Meanwhile, Blue is the Warmest Color, a lesbian romance film, won the Palme d'Or at the Cannes Film Festival in the south of France on Sunday.

Copyright 2013 ABC News Radio


Britain One Step Closer to Allowing Same-Sex Marriage

Jupiterimages/Thinkstock(LONDON) -- Britain's House of Commons voted in support of the Marriage Bill on Tuesday, which would enable same-sex couples to legally wed.

However, while it's endorsed by Prime Minister David Cameron, the measure still has to pass another vote in that chamber and faces an uncertain future in the House of Lords.

Many within Cameron's own Conservative Party remain opposed to allowing gays and lesbians to get married.

Since 2001, 11 countries around the world have permitted same-sex marriage, while a handful of U.S. states have also sanctioned the unions.

Cameron believes the Marriage Bill will level the playing field for people of all lifestyles in Great Britain, adding that besides equality, "it's also about a stronger society."

The prime minister also wants to modernize the Conservative Party despite ongoing resistance to the legislation.

British public opinion polls show 55 percent of respondents support same-sex marriage.

Copyright 2013 ABC News Radio


Huge Protests in Paris over Same-Sex Marriage

DAMIEN MEYER/AFP/Getty Images(PARIS) -- The City of Lights has turned into the city of fights over same-sex marriage.

An estimated 300,000 people marched in Paris on Sunday to protest President Francois Hollande’s controversial "marriage for all" bill.

The president and his government contend that the measure's intention is to simply extend equal benefits to gay and lesbian couples but opponents, including Catholic conservative groups, say it subverts traditional family values.

One of the provisions that has got some people up in arms is allowing same-sex couples to adopt children in France.

Yet, despite the huge protests, Hollande might ultimately win out when debate in the legislature begins soon.  Polls show two-thirds of the citizens in France favor same-sex marriage.

Copyright 2013 ABC News Radio


Clinton: NY Vote Gives Momentum to Gay Rights around the World

US State Dept(WASHINGTON) -- Secretary of State Hillary Clinton said New York’s vote to allow gay marriage gives momentum to the global movement, but said much remains to be done around the world.

“If we can convince people to speak out about their own personal experiences, particularly within their own families, it does begin to change the dialogue,” Clinton said, referencing a Republican State Senator from the Buffalo area who spurred colleagues to speak about how they would not want loved ones to be discriminated against.

“From their own personal connections and relationships, they began to make the larger connection with somebody else's niece or nephew or grandchild, and what that family must feel like,” she said in an address to a group of Lesbian, Gay, Bisexual and Transgendered (LGBT) foreign service officers, during which she was honored with their first annual award for advancing gay rights.

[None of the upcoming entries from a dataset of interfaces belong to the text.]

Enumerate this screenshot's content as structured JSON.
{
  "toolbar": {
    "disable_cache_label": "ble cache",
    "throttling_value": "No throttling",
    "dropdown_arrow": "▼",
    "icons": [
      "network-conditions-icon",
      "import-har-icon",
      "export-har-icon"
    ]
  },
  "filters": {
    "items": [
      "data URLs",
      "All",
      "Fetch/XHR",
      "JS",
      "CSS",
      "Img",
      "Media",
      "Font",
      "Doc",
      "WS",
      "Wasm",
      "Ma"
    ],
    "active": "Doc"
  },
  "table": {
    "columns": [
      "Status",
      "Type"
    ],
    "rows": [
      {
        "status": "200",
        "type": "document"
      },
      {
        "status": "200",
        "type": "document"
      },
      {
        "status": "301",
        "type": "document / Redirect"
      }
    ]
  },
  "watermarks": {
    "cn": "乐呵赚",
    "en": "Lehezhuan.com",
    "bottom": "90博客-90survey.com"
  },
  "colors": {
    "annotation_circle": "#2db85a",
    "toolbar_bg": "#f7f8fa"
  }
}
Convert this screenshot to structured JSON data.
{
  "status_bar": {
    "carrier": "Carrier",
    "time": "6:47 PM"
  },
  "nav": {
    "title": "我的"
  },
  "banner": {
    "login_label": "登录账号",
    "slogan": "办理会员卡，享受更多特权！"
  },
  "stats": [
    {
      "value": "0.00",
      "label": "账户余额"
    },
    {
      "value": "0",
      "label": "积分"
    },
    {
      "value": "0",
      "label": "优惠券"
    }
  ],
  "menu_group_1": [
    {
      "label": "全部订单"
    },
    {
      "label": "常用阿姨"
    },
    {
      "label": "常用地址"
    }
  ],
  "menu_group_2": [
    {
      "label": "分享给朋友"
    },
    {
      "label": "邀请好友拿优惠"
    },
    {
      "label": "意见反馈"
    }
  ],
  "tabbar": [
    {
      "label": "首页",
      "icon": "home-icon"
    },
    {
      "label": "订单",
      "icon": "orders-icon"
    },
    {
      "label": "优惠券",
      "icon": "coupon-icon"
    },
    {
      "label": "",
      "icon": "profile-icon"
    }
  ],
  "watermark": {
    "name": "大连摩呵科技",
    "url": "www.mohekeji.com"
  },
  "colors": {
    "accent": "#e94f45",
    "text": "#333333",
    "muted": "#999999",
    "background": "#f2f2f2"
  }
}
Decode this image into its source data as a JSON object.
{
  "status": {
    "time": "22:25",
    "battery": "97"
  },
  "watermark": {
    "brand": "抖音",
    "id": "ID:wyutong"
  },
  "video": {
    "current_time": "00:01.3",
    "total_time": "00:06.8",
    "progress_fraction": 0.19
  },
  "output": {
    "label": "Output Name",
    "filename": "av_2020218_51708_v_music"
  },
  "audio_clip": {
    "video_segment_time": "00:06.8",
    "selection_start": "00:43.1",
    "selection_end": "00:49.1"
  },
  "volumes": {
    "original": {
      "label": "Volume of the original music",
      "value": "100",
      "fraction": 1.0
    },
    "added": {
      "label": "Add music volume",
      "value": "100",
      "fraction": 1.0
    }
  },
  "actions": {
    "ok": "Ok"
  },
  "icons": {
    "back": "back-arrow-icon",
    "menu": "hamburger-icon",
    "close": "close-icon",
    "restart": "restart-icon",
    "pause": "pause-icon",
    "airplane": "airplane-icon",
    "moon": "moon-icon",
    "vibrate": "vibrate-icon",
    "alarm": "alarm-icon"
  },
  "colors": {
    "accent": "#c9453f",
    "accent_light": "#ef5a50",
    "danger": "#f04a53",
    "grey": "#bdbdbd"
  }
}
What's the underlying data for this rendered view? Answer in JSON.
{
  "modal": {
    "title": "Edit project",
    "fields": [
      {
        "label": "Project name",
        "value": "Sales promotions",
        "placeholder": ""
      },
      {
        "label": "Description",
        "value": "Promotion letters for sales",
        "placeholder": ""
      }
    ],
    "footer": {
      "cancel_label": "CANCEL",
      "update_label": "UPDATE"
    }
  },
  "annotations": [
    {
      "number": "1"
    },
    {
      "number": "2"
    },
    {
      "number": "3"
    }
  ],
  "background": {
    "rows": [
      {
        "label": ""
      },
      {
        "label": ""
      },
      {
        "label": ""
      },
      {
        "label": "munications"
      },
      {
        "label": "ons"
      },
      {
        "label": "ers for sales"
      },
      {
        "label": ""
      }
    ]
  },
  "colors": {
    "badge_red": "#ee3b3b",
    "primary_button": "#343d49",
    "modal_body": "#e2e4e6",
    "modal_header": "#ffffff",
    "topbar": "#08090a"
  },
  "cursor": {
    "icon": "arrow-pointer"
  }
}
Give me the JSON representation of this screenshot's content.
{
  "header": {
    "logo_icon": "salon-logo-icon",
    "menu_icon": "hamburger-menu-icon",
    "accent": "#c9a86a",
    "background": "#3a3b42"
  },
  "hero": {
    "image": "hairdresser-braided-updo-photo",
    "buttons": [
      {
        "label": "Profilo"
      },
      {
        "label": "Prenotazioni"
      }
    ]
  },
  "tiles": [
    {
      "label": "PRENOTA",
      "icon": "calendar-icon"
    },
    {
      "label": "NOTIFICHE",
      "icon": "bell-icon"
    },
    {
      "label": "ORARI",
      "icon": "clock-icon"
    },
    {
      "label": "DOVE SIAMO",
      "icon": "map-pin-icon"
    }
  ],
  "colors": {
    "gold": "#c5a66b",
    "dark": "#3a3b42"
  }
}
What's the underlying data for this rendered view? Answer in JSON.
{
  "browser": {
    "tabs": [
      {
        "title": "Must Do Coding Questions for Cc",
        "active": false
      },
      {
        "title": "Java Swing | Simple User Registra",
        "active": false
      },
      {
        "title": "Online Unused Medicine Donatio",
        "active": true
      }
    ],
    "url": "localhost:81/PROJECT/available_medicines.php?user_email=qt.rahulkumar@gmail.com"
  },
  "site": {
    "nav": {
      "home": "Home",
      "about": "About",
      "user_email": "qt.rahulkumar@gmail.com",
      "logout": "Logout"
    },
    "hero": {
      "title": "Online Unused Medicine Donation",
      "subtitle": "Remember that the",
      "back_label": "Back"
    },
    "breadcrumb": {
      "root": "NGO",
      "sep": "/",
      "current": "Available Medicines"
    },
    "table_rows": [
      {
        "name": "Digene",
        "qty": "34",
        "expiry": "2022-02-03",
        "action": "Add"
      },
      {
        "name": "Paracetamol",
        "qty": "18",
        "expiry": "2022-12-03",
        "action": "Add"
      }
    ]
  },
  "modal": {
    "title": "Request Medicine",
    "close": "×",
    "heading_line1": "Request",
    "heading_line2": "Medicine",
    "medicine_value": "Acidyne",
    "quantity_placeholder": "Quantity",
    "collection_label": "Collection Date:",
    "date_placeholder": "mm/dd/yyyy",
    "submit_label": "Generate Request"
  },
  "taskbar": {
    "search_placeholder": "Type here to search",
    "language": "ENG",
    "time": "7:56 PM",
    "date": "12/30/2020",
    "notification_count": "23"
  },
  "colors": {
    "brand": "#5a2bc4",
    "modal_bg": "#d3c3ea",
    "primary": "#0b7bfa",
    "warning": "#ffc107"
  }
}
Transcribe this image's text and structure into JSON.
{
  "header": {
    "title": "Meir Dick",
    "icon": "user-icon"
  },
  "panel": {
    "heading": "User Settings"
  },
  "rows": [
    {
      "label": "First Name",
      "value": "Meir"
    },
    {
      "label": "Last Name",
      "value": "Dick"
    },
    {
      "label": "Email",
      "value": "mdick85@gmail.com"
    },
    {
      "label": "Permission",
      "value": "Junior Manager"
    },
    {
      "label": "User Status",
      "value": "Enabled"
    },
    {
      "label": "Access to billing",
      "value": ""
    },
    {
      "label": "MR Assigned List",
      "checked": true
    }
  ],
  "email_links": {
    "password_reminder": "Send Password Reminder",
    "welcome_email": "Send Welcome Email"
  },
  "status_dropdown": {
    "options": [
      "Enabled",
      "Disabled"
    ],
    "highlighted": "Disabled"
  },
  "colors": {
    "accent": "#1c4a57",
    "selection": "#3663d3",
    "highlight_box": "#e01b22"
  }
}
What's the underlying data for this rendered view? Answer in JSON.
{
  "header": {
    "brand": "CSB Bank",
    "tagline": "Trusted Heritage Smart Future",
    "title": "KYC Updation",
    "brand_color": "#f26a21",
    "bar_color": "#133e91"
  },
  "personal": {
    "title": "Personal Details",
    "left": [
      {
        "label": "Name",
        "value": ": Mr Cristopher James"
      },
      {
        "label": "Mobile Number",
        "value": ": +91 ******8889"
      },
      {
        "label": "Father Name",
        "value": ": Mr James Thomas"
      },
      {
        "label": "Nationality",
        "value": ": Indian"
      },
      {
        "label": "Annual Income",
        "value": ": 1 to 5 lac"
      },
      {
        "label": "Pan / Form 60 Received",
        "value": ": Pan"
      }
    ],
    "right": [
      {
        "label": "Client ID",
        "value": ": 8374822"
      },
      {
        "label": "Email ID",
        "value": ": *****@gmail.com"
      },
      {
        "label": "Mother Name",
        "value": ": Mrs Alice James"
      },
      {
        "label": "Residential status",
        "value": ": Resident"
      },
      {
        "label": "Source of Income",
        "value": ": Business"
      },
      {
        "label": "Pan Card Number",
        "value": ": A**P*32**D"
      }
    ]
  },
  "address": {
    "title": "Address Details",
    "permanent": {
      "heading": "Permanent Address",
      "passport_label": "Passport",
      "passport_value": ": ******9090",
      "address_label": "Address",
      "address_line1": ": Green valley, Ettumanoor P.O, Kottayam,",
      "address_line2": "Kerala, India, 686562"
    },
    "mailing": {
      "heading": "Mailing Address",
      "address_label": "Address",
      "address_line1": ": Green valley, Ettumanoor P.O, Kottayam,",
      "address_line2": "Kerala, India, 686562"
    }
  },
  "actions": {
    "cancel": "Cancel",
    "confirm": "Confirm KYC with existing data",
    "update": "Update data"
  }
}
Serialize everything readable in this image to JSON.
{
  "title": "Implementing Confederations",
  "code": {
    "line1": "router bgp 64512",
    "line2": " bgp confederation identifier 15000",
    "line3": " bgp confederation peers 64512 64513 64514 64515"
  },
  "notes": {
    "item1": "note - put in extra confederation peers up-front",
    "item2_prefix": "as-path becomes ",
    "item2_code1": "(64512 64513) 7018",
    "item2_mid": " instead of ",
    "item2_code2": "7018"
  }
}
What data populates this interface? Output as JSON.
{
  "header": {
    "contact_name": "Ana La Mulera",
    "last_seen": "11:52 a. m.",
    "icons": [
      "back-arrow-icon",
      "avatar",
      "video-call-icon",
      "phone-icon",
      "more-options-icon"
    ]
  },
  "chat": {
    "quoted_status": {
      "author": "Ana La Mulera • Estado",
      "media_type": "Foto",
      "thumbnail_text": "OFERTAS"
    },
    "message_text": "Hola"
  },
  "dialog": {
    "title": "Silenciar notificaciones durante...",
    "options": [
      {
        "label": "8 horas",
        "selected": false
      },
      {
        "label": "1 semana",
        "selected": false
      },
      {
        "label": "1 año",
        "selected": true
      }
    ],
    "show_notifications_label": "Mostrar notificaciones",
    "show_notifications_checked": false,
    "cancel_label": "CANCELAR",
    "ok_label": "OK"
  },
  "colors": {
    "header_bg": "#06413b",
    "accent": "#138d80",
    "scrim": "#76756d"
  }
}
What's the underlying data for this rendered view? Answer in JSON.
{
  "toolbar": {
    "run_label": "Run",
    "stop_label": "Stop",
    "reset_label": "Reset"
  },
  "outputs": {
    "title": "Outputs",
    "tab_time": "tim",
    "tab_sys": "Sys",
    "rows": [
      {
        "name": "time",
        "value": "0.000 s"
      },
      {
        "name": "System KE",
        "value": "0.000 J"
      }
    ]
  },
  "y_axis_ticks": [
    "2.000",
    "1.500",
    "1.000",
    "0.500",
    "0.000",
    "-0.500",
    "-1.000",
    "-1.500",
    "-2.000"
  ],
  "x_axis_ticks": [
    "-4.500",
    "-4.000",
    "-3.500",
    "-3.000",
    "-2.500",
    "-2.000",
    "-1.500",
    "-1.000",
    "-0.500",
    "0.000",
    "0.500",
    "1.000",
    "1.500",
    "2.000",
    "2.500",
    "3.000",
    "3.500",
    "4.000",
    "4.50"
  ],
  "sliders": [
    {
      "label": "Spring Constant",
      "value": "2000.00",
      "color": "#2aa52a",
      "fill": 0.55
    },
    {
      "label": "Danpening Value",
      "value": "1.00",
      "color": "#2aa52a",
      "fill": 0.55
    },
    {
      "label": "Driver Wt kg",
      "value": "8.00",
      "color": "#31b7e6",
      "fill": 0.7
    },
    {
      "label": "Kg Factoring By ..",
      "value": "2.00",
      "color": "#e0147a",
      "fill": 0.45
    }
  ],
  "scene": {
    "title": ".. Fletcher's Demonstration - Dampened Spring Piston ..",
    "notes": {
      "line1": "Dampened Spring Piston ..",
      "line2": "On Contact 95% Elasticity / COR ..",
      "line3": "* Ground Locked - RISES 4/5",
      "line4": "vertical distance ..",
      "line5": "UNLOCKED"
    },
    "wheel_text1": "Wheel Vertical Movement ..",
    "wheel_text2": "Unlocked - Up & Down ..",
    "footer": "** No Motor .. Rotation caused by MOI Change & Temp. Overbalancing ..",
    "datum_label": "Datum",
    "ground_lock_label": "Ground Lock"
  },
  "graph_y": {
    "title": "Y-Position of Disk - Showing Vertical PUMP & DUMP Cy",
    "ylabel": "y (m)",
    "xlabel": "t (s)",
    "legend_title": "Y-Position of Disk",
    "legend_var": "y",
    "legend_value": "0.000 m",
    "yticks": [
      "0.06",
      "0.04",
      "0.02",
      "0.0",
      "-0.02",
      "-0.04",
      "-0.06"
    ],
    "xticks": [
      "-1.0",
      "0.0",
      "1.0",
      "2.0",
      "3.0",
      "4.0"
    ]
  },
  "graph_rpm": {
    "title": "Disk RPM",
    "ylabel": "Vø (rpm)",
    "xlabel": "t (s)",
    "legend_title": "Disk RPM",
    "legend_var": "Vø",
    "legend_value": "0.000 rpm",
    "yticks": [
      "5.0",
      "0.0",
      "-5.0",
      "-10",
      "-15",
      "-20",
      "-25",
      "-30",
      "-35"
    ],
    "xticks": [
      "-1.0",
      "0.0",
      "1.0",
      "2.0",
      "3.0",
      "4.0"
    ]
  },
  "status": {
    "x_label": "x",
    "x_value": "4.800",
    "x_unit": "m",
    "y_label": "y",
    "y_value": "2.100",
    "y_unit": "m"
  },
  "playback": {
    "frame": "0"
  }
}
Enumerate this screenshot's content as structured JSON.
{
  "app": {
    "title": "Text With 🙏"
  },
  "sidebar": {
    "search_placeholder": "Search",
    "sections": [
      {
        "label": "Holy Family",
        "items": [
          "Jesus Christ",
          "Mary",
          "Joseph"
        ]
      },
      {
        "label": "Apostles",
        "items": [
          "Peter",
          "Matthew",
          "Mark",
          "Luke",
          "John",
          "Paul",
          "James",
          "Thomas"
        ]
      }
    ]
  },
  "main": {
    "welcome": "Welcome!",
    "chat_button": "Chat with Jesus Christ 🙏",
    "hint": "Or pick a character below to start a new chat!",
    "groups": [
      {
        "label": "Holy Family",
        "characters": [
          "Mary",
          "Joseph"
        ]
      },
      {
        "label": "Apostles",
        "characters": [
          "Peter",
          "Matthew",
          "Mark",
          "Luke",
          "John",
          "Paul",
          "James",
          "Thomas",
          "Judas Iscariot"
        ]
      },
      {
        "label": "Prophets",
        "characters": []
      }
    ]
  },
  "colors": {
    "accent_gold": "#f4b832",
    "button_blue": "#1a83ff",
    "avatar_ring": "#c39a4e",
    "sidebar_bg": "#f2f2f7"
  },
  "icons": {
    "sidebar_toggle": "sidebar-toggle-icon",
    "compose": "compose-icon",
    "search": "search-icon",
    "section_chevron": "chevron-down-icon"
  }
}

In remarks to the same group last year, Clinton declared that gay rights are human rights, a take on her 1995 Beijing declaration about women’s rights. Since then, Clinton’s diplomats have put that into action around the world, including the U.S. Ambassador to Italy who helped bring Lady Gaga to a gay pride parade in Rome.

“We made it absolutely clear that so far as the United States is concerned, and our foreign policy and our values, that gay rights are human rights, and human rights are gay rights,” Clinton repeated Monday.

In December, Secretary Clinton made one of the first celebrity “It Gets Better” videos, providing hope to LGBT youth after a spate of high-profile suicides raised the profile of bullying victims.

More recently, the U.S. helped usher in statements of support for gay rights in the United Nations and its Human Rights Council.

Monday, Clinton said despite gains in the past year, “we cannot forget how much work lies ahead.”

“Life is getting better for people in many places, and it will continue to get better thanks to our work,” she said, calling the fight for gay rights “one of the most urgent and important human rights struggles of all times.”

“It is not easy, but it is so rewarding,” Clinton said.

Copyright 2011 ABC News Radio

ABC News Radio